What you are asked to do
Word for word, reproduce the data that follows.

Supplied material section start

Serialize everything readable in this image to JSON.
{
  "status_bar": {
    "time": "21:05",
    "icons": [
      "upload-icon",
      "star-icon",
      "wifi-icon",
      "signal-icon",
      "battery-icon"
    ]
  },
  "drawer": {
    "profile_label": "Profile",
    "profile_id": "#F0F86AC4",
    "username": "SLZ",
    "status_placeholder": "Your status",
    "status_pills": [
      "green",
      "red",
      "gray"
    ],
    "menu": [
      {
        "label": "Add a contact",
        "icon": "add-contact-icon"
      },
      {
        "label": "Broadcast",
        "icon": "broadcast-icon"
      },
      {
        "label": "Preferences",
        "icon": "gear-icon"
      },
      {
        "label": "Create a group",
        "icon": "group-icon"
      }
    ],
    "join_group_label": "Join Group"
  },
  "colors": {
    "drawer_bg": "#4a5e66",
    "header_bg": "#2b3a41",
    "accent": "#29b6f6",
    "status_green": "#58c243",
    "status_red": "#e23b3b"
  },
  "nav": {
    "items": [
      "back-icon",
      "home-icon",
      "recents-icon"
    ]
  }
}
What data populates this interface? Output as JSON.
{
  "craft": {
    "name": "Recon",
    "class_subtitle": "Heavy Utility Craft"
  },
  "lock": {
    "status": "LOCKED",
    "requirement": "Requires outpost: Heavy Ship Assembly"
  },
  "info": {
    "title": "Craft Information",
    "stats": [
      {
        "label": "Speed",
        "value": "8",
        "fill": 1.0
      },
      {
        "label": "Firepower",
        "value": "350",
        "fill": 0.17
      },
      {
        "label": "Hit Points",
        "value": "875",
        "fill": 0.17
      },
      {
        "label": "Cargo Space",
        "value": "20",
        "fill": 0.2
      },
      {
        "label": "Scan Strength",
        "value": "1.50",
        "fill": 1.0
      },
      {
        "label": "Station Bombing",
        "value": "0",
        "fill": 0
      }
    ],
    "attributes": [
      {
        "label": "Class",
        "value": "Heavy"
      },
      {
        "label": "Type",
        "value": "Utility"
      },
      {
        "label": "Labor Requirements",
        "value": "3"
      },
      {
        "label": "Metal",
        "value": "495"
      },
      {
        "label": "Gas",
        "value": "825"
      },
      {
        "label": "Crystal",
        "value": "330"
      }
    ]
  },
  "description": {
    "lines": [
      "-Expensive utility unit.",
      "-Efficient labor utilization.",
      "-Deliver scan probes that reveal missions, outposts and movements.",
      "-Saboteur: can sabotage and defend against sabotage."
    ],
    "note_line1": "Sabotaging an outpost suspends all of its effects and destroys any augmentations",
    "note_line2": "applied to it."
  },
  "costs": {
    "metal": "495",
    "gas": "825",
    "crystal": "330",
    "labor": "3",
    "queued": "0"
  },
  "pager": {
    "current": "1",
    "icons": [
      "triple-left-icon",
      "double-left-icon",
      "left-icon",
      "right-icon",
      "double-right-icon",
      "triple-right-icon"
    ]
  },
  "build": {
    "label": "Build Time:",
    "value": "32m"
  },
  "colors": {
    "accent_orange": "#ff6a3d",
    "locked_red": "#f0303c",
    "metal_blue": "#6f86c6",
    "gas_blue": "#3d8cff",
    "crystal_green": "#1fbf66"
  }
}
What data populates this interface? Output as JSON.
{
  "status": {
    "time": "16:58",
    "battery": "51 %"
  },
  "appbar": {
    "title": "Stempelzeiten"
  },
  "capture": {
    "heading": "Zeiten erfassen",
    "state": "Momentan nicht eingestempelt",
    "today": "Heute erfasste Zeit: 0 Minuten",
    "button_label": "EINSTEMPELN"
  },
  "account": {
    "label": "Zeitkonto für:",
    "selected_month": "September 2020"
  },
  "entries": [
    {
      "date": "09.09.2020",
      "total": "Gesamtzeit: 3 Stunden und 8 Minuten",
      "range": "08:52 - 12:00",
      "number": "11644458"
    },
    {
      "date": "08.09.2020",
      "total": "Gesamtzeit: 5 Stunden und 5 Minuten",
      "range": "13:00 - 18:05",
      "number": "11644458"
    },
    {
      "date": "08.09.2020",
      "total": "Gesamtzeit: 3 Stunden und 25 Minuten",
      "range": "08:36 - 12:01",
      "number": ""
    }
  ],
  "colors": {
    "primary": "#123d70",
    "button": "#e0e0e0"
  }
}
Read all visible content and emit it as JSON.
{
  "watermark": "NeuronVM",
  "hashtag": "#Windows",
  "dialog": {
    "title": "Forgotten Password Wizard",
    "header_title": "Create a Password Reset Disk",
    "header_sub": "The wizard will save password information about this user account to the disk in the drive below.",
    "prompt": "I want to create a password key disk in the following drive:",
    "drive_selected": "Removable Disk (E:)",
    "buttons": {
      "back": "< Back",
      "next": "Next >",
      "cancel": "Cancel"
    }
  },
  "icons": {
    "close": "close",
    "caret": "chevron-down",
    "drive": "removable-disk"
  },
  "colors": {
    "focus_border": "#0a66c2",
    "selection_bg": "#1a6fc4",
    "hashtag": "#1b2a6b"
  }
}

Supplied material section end

Your solution
Serialize everything readable in this image to JSON.
{
  "status_bar": {
    "time": "21:05",
    "icons": [
      "upload-icon",
      "star-icon",
      "wifi-icon",
      "signal-icon",
      "battery-icon"
    ]
  },
  "drawer": {
    "profile_label": "Profile",
    "profile_id": "#F0F86AC4",
    "username": "SLZ",
    "status_placeholder": "Your status",
    "status_pills": [
      "green",
      "red",
      "gray"
    ],
    "menu": [
      {
        "label": "Add a contact",
        "icon": "add-contact-icon"
      },
      {
        "label": "Broadcast",
        "icon": "broadcast-icon"
      },
      {
        "label": "Preferences",
        "icon": "gear-icon"
      },
      {
        "label": "Create a group",
        "icon": "group-icon"
      }
    ],
    "join_group_label": "Join Group"
  },
  "colors": {
    "drawer_bg": "#4a5e66",
    "header_bg": "#2b3a41",
    "accent": "#29b6f6",
    "status_green": "#58c243",
    "status_red": "#e23b3b"
  },
  "nav": {
    "items": [
      "back-icon",
      "home-icon",
      "recents-icon"
    ]
  }
}
What data populates this interface? Output as JSON.
{
  "craft": {
    "name": "Recon",
    "class_subtitle": "Heavy Utility Craft"
  },
  "lock": {
    "status": "LOCKED",
    "requirement": "Requires outpost: Heavy Ship Assembly"
  },
  "info": {
    "title": "Craft Information",
    "stats": [
      {
        "label": "Speed",
        "value": "8",
        "fill": 1.0
      },
      {
        "label": "Firepower",
        "value": "350",
        "fill": 0.17
      },
      {
        "label": "Hit Points",
        "value": "875",
        "fill": 0.17
      },
      {
        "label": "Cargo Space",
        "value": "20",
        "fill": 0.2
      },
      {
        "label": "Scan Strength",
        "value": "1.50",
        "fill": 1.0
      },
      {
        "label": "Station Bombing",
        "value": "0",
        "fill": 0
      }
    ],
    "attributes": [
      {
        "label": "Class",
        "value": "Heavy"
      },
      {
        "label": "Type",
        "value": "Utility"
      },
      {
        "label": "Labor Requirements",
        "value": "3"
      },
      {
        "label": "Metal",
        "value": "495"
      },
      {
        "label": "Gas",
        "value": "825"
      },
      {
        "label": "Crystal",
        "value": "330"
      }
    ]
  },
  "description": {
    "lines": [
      "-Expensive utility unit.",
      "-Efficient labor utilization.",
      "-Deliver scan probes that reveal missions, outposts and movements.",
      "-Saboteur: can sabotage and defend against sabotage."
    ],
    "note_line1": "Sabotaging an outpost suspends all of its effects and destroys any augmentations",
    "note_line2": "applied to it."
  },
  "costs": {
    "metal": "495",
    "gas": "825",
    "crystal": "330",
    "labor": "3",
    "queued": "0"
  },
  "pager": {
    "current": "1",
    "icons": [
      "triple-left-icon",
      "double-left-icon",
      "left-icon",
      "right-icon",
      "double-right-icon",
      "triple-right-icon"
    ]
  },
  "build": {
    "label": "Build Time:",
    "value": "32m"
  },
  "colors": {
    "accent_orange": "#ff6a3d",
    "locked_red": "#f0303c",
    "metal_blue": "#6f86c6",
    "gas_blue": "#3d8cff",
    "crystal_green": "#1fbf66"
  }
}
What data populates this interface? Output as JSON.
{
  "status": {
    "time": "16:58",
    "battery": "51 %"
  },
  "appbar": {
    "title": "Stempelzeiten"
  },
  "capture": {
    "heading": "Zeiten erfassen",
    "state": "Momentan nicht eingestempelt",
    "today": "Heute erfasste Zeit: 0 Minuten",
    "button_label": "EINSTEMPELN"
  },
  "account": {
    "label": "Zeitkonto für:",
    "selected_month": "September 2020"
  },
  "entries": [
    {
      "date": "09.09.2020",
      "total": "Gesamtzeit: 3 Stunden und 8 Minuten",
      "range": "08:52 - 12:00",
      "number": "11644458"
    },
    {
      "date": "08.09.2020",
      "total": "Gesamtzeit: 5 Stunden und 5 Minuten",
      "range": "13:00 - 18:05",
      "number": "11644458"
    },
    {
      "date": "08.09.2020",
      "total": "Gesamtzeit: 3 Stunden und 25 Minuten",
      "range": "08:36 - 12:01",
      "number": ""
    }
  ],
  "colors": {
    "primary": "#123d70",
    "button": "#e0e0e0"
  }
}
Read all visible content and emit it as JSON.
{
  "watermark": "NeuronVM",
  "hashtag": "#Windows",
  "dialog": {
    "title": "Forgotten Password Wizard",
    "header_title": "Create a Password Reset Disk",
    "header_sub": "The wizard will save password information about this user account to the disk in the drive below.",
    "prompt": "I want to create a password key disk in the following drive:",
    "drive_selected": "Removable Disk (E:)",
    "buttons": {
      "back": "< Back",
      "next": "Next >",
      "cancel": "Cancel"
    }
  },
  "icons": {
    "close": "close",
    "caret": "chevron-down",
    "drive": "removable-disk"
  },
  "colors": {
    "focus_border": "#0a66c2",
    "selection_bg": "#1a6fc4",
    "hashtag": "#1b2a6b"
  }
}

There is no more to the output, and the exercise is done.